__Information__
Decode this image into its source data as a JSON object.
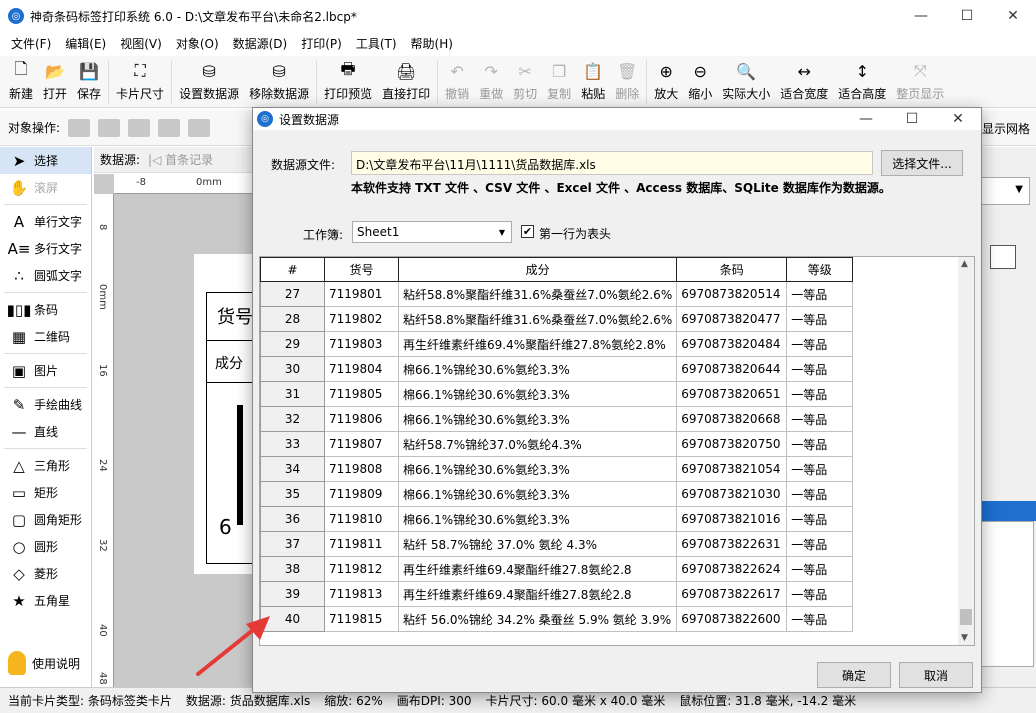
{
  "window": {
    "title": "神奇条码标签打印系统 6.0 - D:\\文章发布平台\\未命名2.lbcp*",
    "controls": [
      "—",
      "☐",
      "✕"
    ]
  },
  "menu": [
    "文件(F)",
    "编辑(E)",
    "视图(V)",
    "对象(O)",
    "数据源(D)",
    "打印(P)",
    "工具(T)",
    "帮助(H)"
  ],
  "toolbar": [
    {
      "label": "新建",
      "icon": "new-file-icon",
      "glyph": "🗋",
      "enabled": true
    },
    {
      "label": "打开",
      "icon": "open-icon",
      "glyph": "📂",
      "enabled": true
    },
    {
      "label": "保存",
      "icon": "save-icon",
      "glyph": "💾",
      "enabled": true
    },
    {
      "label": "卡片尺寸",
      "icon": "card-size-icon",
      "glyph": "⛶",
      "enabled": true
    },
    {
      "label": "设置数据源",
      "icon": "set-datasource-icon",
      "glyph": "⛁",
      "enabled": true
    },
    {
      "label": "移除数据源",
      "icon": "remove-datasource-icon",
      "glyph": "⛁",
      "enabled": true
    },
    {
      "label": "打印预览",
      "icon": "print-preview-icon",
      "glyph": "🖶",
      "enabled": true
    },
    {
      "label": "直接打印",
      "icon": "print-icon",
      "glyph": "🖨",
      "enabled": true
    },
    {
      "label": "撤销",
      "icon": "undo-icon",
      "glyph": "↶",
      "enabled": false
    },
    {
      "label": "重做",
      "icon": "redo-icon",
      "glyph": "↷",
      "enabled": false
    },
    {
      "label": "剪切",
      "icon": "cut-icon",
      "glyph": "✂",
      "enabled": false
    },
    {
      "label": "复制",
      "icon": "copy-icon",
      "glyph": "❐",
      "enabled": false
    },
    {
      "label": "粘贴",
      "icon": "paste-icon",
      "glyph": "📋",
      "enabled": true
    },
    {
      "label": "删除",
      "icon": "delete-icon",
      "glyph": "🗑",
      "enabled": false
    },
    {
      "label": "放大",
      "icon": "zoom-in-icon",
      "glyph": "⊕",
      "enabled": true
    },
    {
      "label": "缩小",
      "icon": "zoom-out-icon",
      "glyph": "⊖",
      "enabled": true
    },
    {
      "label": "实际大小",
      "icon": "actual-size-icon",
      "glyph": "🔍",
      "enabled": true
    },
    {
      "label": "适合宽度",
      "icon": "fit-width-icon",
      "glyph": "↔",
      "enabled": true
    },
    {
      "label": "适合高度",
      "icon": "fit-height-icon",
      "glyph": "↕",
      "enabled": true
    },
    {
      "label": "整页显示",
      "icon": "full-page-icon",
      "glyph": "⤧",
      "enabled": false
    }
  ],
  "objbar": {
    "label": "对象操作:",
    "right_label": "显示网格"
  },
  "left_panel": [
    {
      "label": "选择",
      "icon": "select-arrow-icon",
      "glyph": "➤",
      "active": true
    },
    {
      "label": "滚屏",
      "icon": "hand-pan-icon",
      "glyph": "✋",
      "dim": true
    },
    {
      "label": "单行文字",
      "icon": "single-line-text-icon",
      "glyph": "A"
    },
    {
      "label": "多行文字",
      "icon": "multi-line-text-icon",
      "glyph": "A≡"
    },
    {
      "label": "圆弧文字",
      "icon": "arc-text-icon",
      "glyph": "∴"
    },
    {
      "label": "条码",
      "icon": "barcode-icon",
      "glyph": "▮▯▮"
    },
    {
      "label": "二维码",
      "icon": "qrcode-icon",
      "glyph": "▦"
    },
    {
      "label": "图片",
      "icon": "image-icon",
      "glyph": "▣"
    },
    {
      "label": "手绘曲线",
      "icon": "freehand-curve-icon",
      "glyph": "✎"
    },
    {
      "label": "直线",
      "icon": "line-icon",
      "glyph": "—"
    },
    {
      "label": "三角形",
      "icon": "triangle-icon",
      "glyph": "△"
    },
    {
      "label": "矩形",
      "icon": "rectangle-icon",
      "glyph": "▭"
    },
    {
      "label": "圆角矩形",
      "icon": "rounded-rectangle-icon",
      "glyph": "▢"
    },
    {
      "label": "圆形",
      "icon": "circle-icon",
      "glyph": "○"
    },
    {
      "label": "菱形",
      "icon": "diamond-icon",
      "glyph": "◇"
    },
    {
      "label": "五角星",
      "icon": "star-icon",
      "glyph": "★"
    }
  ],
  "help_label": "使用说明",
  "datasource_bar": {
    "label": "数据源:",
    "first_record": "首条记录"
  },
  "ruler": {
    "top": [
      "-8",
      "0mm"
    ],
    "left": [
      "8",
      "0mm",
      "16",
      "24",
      "32",
      "40",
      "48"
    ]
  },
  "label_preview": {
    "row1": "货号",
    "row2": "成分",
    "num": "6"
  },
  "status": {
    "card_type": "当前卡片类型: 条码标签类卡片",
    "datasource": "数据源: 货品数据库.xls",
    "zoom": "缩放: 62%",
    "dpi": "画布DPI: 300",
    "card_size": "卡片尺寸: 60.0 毫米 x 40.0 毫米",
    "mouse": "鼠标位置: 31.8 毫米, -14.2 毫米"
  },
  "dialog": {
    "title": "设置数据源",
    "file_label": "数据源文件:",
    "file_path": "D:\\文章发布平台\\11月\\1111\\货品数据库.xls",
    "choose_button": "选择文件...",
    "note": "本软件支持 TXT 文件 、CSV 文件 、Excel 文件 、Access 数据库、SQLite 数据库作为数据源。",
    "workbook_label": "工作簿:",
    "workbook_value": "Sheet1",
    "first_row_header_label": "第一行为表头",
    "first_row_header_checked": true,
    "ok": "确定",
    "cancel": "取消",
    "columns": [
      "#",
      "货号",
      "成分",
      "条码",
      "等级"
    ],
    "rows": [
      [
        "27",
        "7119801",
        "粘纤58.8%聚酯纤维31.6%桑蚕丝7.0%氨纶2.6%",
        "6970873820514",
        "一等品"
      ],
      [
        "28",
        "7119802",
        "粘纤58.8%聚酯纤维31.6%桑蚕丝7.0%氨纶2.6%",
        "6970873820477",
        "一等品"
      ],
      [
        "29",
        "7119803",
        "再生纤维素纤维69.4%聚酯纤维27.8%氨纶2.8%",
        "6970873820484",
        "一等品"
      ],
      [
        "30",
        "7119804",
        "棉66.1%锦纶30.6%氨纶3.3%",
        "6970873820644",
        "一等品"
      ],
      [
        "31",
        "7119805",
        "棉66.1%锦纶30.6%氨纶3.3%",
        "6970873820651",
        "一等品"
      ],
      [
        "32",
        "7119806",
        "棉66.1%锦纶30.6%氨纶3.3%",
        "6970873820668",
        "一等品"
      ],
      [
        "33",
        "7119807",
        "粘纤58.7%锦纶37.0%氨纶4.3%",
        "6970873820750",
        "一等品"
      ],
      [
        "34",
        "7119808",
        "棉66.1%锦纶30.6%氨纶3.3%",
        "6970873821054",
        "一等品"
      ],
      [
        "35",
        "7119809",
        "棉66.1%锦纶30.6%氨纶3.3%",
        "6970873821030",
        "一等品"
      ],
      [
        "36",
        "7119810",
        "棉66.1%锦纶30.6%氨纶3.3%",
        "6970873821016",
        "一等品"
      ],
      [
        "37",
        "7119811",
        "粘纤 58.7%锦纶 37.0% 氨纶 4.3%",
        "6970873822631",
        "一等品"
      ],
      [
        "38",
        "7119812",
        "再生纤维素纤维69.4聚酯纤维27.8氨纶2.8",
        "6970873822624",
        "一等品"
      ],
      [
        "39",
        "7119813",
        "再生纤维素纤维69.4聚酯纤维27.8氨纶2.8",
        "6970873822617",
        "一等品"
      ],
      [
        "40",
        "7119815",
        "粘纤 56.0%锦纶 34.2% 桑蚕丝 5.9% 氨纶 3.9%",
        "6970873822600",
        "一等品"
      ]
    ]
  },
  "colors": {
    "accent": "#1e6fd0",
    "arrow": "#e53935",
    "file_bg": "#fffde6"
  }
}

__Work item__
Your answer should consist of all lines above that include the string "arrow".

__Task output__
      "icon": "select-arrow-icon",
    "arrow": "#e53935",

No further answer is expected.